EXERCISE: All entries must come back exactly as given, with no pictures in the copy.

════════════════

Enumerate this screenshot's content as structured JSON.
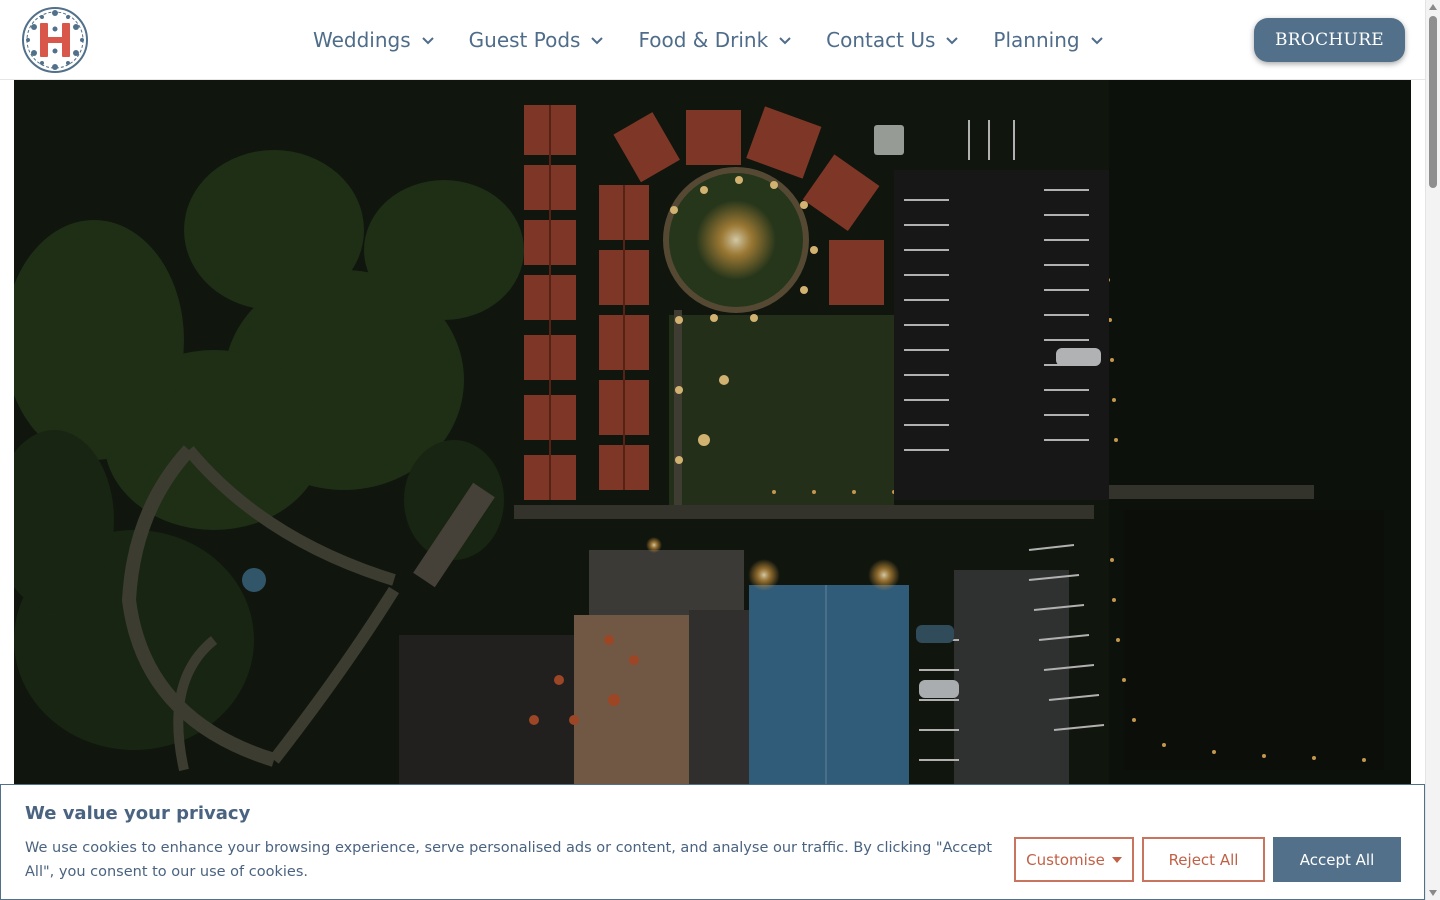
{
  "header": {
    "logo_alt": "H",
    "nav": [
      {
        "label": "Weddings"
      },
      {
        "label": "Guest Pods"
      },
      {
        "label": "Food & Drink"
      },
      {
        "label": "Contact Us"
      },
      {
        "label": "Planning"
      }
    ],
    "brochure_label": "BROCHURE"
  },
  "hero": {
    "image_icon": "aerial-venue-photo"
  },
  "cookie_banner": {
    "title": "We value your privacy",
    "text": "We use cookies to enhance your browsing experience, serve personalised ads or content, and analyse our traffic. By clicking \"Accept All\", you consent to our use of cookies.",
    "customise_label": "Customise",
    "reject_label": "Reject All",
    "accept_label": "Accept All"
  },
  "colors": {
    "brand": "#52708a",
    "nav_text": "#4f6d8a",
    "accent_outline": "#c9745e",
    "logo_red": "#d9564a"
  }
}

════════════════

RESULT FOR THIS TASK:
Enumerate this screenshot's content as structured JSON.
{
  "header": {
    "logo_alt": "H",
    "nav": [
      {
        "label": "Weddings"
      },
      {
        "label": "Guest Pods"
      },
      {
        "label": "Food & Drink"
      },
      {
        "label": "Contact Us"
      },
      {
        "label": "Planning"
      }
    ],
    "brochure_label": "BROCHURE"
  },
  "hero": {
    "image_icon": "aerial-venue-photo"
  },
  "cookie_banner": {
    "title": "We value your privacy",
    "text": "We use cookies to enhance your browsing experience, serve personalised ads or content, and analyse our traffic. By clicking \"Accept All\", you consent to our use of cookies.",
    "customise_label": "Customise",
    "reject_label": "Reject All",
    "accept_label": "Accept All"
  },
  "colors": {
    "brand": "#52708a",
    "nav_text": "#4f6d8a",
    "accent_outline": "#c9745e",
    "logo_red": "#d9564a"
  }
}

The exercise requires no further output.